The wrangling over mining in Maine has started anew with the state’s hiring of a consulting firm from Michigan to help modernize environmental rules for mining operations.
The Department of Environmental Protection will pay $175,000 of a $500,000 legislative appropriation to the North Jackson Co. of Marquette, Mich. — and the Maine-based subcontractor, S.W. Cole Engineering — for assistance in updating metallic-mineral mining rules.
North Jackson was the only bidder for the contract, although the contract details were downloaded three dozen times and the state’s search for proposals was “widely advertised,” said Samantha DePoy-Warren, director of communications for the DEP.

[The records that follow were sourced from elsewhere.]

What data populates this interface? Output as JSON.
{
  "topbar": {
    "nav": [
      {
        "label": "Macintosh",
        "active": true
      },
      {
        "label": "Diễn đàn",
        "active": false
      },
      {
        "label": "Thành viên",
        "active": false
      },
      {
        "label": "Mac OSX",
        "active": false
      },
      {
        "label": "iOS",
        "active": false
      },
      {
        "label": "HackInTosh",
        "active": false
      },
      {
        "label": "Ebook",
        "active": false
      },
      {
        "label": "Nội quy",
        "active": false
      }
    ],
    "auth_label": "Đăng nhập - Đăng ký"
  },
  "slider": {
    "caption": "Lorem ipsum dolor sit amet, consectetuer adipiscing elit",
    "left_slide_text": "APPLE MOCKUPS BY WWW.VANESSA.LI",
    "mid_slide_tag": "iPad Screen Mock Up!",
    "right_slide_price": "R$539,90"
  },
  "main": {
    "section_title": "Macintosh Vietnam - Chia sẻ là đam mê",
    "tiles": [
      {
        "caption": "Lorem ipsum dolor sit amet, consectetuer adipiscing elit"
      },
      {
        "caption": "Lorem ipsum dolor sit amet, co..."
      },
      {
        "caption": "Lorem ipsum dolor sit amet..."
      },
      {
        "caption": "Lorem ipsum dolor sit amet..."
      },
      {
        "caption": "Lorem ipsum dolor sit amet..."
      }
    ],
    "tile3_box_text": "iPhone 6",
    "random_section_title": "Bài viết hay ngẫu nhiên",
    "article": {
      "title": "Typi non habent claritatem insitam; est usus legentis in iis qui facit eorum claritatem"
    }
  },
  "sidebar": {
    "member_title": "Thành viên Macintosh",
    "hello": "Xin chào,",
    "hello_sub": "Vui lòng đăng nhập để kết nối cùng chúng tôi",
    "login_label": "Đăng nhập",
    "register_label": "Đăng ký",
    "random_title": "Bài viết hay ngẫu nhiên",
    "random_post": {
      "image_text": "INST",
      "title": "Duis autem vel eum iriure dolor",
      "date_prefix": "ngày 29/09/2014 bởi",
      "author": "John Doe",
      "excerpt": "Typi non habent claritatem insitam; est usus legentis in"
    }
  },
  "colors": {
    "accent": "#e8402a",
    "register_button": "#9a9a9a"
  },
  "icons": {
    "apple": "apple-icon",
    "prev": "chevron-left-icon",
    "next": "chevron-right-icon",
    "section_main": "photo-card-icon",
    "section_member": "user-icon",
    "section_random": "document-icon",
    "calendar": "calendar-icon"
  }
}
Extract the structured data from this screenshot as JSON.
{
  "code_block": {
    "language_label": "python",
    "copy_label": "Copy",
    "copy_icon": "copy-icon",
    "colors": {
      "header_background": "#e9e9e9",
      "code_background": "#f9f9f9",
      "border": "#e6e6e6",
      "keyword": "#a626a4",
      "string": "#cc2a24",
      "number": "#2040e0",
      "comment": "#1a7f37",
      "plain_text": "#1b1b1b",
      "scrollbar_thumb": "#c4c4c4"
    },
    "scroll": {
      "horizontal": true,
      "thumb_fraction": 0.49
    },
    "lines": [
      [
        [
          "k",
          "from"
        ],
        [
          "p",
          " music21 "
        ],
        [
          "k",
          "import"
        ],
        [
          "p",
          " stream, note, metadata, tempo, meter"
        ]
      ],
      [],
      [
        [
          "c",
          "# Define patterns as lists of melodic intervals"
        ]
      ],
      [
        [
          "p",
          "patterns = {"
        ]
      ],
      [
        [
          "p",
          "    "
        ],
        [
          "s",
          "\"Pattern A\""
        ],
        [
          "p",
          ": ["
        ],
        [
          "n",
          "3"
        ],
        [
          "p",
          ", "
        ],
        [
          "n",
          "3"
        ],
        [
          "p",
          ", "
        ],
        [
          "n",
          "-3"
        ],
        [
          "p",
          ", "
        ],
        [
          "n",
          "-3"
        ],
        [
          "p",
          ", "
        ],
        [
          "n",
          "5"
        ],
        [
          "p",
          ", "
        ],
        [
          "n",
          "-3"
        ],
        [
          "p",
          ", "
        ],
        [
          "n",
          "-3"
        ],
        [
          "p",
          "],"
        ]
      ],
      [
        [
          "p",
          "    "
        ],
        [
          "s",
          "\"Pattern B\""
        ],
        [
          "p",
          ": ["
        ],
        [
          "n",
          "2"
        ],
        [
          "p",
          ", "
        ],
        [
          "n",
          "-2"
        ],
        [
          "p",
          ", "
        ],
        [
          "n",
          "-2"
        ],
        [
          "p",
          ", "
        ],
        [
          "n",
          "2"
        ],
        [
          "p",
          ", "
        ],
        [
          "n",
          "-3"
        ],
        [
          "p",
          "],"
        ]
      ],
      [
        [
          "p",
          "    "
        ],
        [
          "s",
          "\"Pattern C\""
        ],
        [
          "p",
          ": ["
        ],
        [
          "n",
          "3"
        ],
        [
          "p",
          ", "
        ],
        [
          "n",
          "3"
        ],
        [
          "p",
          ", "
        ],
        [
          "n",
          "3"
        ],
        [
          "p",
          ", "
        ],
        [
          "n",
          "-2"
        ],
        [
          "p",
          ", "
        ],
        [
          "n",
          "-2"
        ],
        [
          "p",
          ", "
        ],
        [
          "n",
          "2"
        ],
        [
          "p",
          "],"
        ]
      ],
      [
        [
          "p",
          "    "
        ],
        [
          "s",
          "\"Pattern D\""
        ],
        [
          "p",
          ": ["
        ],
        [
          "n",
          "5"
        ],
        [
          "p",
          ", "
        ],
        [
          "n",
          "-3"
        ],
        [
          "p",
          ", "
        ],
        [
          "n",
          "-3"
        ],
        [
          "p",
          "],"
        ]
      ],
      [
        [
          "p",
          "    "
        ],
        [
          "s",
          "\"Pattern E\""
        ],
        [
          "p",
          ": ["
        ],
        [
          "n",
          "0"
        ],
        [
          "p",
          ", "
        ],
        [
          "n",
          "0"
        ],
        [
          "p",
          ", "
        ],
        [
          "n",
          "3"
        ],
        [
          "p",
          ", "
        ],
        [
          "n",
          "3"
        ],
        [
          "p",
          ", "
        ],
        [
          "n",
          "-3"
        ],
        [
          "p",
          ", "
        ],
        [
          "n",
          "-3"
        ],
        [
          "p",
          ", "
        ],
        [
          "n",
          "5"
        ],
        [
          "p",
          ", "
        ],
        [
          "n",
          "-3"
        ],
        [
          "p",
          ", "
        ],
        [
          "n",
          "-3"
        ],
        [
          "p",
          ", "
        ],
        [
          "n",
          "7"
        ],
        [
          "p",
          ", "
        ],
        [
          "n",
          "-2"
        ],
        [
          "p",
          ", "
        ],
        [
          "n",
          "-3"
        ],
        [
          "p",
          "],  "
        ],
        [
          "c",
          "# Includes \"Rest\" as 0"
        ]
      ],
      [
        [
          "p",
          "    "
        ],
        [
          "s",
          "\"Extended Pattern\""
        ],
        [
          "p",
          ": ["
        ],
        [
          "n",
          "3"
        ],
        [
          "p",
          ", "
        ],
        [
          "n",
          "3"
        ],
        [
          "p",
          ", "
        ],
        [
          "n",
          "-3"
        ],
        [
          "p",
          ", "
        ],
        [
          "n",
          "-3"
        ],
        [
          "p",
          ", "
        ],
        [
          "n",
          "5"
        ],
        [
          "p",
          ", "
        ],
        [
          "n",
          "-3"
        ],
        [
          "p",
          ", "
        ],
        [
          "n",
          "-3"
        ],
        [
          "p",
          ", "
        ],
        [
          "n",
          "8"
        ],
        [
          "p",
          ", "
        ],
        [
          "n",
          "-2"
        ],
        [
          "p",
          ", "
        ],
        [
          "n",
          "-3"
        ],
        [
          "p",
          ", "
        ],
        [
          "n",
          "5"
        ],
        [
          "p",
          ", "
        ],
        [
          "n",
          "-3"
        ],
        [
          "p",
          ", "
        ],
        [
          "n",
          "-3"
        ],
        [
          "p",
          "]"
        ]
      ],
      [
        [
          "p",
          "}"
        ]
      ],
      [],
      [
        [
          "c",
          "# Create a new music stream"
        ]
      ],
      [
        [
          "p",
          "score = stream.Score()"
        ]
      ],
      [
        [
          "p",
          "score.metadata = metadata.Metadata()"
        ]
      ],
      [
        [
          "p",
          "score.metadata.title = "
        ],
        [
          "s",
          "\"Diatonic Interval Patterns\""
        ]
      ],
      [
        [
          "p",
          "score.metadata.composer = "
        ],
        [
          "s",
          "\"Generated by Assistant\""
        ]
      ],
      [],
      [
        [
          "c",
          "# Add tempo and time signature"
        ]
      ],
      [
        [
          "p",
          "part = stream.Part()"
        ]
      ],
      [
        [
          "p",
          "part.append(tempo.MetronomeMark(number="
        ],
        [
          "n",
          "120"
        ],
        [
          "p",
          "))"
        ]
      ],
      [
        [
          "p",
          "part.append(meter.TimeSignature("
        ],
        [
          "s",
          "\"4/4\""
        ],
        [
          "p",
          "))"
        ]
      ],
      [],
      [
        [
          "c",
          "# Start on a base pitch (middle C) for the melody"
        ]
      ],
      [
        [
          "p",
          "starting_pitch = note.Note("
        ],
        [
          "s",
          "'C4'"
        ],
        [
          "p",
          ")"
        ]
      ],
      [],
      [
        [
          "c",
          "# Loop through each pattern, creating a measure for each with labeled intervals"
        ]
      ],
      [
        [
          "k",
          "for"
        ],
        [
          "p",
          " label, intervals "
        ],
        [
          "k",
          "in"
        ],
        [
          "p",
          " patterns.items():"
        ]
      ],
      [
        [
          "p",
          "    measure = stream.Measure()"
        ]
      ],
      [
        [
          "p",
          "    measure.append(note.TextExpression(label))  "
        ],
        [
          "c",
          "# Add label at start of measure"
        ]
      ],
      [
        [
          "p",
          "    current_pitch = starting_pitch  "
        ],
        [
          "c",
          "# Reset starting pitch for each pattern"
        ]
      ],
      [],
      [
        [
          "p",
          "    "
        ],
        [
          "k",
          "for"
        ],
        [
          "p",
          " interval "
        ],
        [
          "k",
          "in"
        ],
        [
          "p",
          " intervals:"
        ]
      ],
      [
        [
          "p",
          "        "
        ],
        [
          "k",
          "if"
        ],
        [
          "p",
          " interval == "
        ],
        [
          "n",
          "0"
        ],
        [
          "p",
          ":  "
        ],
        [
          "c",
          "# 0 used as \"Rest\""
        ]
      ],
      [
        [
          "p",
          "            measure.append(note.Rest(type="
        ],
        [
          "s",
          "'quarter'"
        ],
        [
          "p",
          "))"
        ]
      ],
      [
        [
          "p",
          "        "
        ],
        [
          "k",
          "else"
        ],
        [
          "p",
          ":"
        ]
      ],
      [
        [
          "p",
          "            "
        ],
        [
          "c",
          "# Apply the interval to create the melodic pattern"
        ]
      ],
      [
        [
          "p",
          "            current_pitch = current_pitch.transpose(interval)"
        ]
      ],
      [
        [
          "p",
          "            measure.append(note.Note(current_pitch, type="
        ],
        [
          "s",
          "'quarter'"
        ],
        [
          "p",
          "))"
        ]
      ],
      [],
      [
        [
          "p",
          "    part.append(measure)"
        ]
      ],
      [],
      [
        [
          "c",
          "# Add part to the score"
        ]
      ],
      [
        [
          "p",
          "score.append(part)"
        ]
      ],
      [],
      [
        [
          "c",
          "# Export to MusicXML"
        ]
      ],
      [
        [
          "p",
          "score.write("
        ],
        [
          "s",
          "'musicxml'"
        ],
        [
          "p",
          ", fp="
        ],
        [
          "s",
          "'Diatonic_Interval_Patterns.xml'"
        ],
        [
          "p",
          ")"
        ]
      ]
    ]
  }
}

The state also sent notices to members of the National Mining Association and the Interstate Mining Contract, but no other firms submitted proposals, she said.
Environmental and conservation groups around Maine say they’re dismayed and surprised at the selection of the sole bidder for the job. They said mining regulation is critical to the state but the Legislature dealt with the issue in haste earlier this year, when it passed the law calling for the regulatory overhaul.
Pete Didisheim, senior director for advocacy with the Natural Resources Council of Maine, said his group sees the hiring of an out-of-state firm as “outsourcing” regulatory process.
DePoy-Warren said North Jackson was awarded the contract because it has experience with mineral mining regulation in Michigan.
Jym St.Pierre, Maine director of RESTORE: The North Woods, a nonprofit conservation organization in Hallowell, said it was not entirely unexpected that the state would have to go beyond its borders to find help with mining issues and rules.
Nearly 30 years ago, he said, he was involved in “an exhaustive search” for help in establishing rules for a mining project proposed for Bald Mountain in Aroostook County. “It was virtually impossible” to find a firm “with mining expertise that was not a tool of the industry.”
Several environmental groups raised that concern Tuesday, because little is known about the Michigan firm.
“To what extent is this going to be a black-box product?” that excludes input from the public or organizations with a stake in the outcome of the rule-making, said Jeff Reardon, Maine brook trout project manager for Trout Unlimited in Hallowell.
“This is really, really serious stuff,” said Landis Hudson, executive director of Maine Rivers, a nonprofit environmental organization in Yarmouth. “I’m very concerned and skeptical, and I think other people should be, too.”
The fate of proposed mining projects — including one by Irving, the state’s largest landowner, to remove gold, silver and copper deposits from Bald Mountain — is on hold while the rule-making process unfolds.
The DEP has not received any formal requests for permits. Irving has said that a mining operation on Bald Mountain could create 700 jobs.
There are no active metallic mining operations in the state, DePoy-Warren said.
The value of an ounce of gold has risen above $1,700, and silver has reached $33. The potential value of Bald Mountain deposits has been estimated at several billion dollars.
But environmentalists warn against settling for short-term benefits without knowing the long-term costs of cleanup and remediation.
“A critical part of Maine’s identity is to protect the environment,” Didisheim said. The state has “pretty sizable (mineral) deposits … but it’s a messy business to get at them.”
Mining entails “literally blowing up (a) mountain,” followed by crushing and pulverizing of rock, he said. The waste rock from the process has sulfide deposits that may hold copper, zinc, silver or gold. But when exposed to air and water, sulfide deposits are transformed into sulfuric acid, which rain or other water can carry into rivers and streams.
Such contamination could be severe, widespread and long-lasting, Didisheim said.
The Legislature and the DEP agreed to contract out assistance with the regulation drafting to ensure that modernized rules are based on sound science, reflect the best current mining practices and processes, and provide the most environmental protection, said DePoy-Warren.
North Jackson has worked on permitting, including rules for mining operations and environmental regulations, said Daniel Wiitala, vice president and chief financial officer for North Jackson.
He said drawing on Michigan’s experience would be a good fit with Maine, because both are “water-rich states … with similar climates,” considerations that can affect mining plans significantly.
North Jackson has subcontracted with S.W. Cole Engineering to provide local expertise, but that firm does not yet have exact details on its involvement, because “the scope of the work has not been finalized” with North Jackson, said Cliff Lippitt, senior geologist with S.W. Cole.
North Jackson will work under DEP’s direction to produce “an initial draft” of new rules by February, Wiitala said.
Updated rules will go through an approval process that DEP officials say will offer several opportunities for public comment.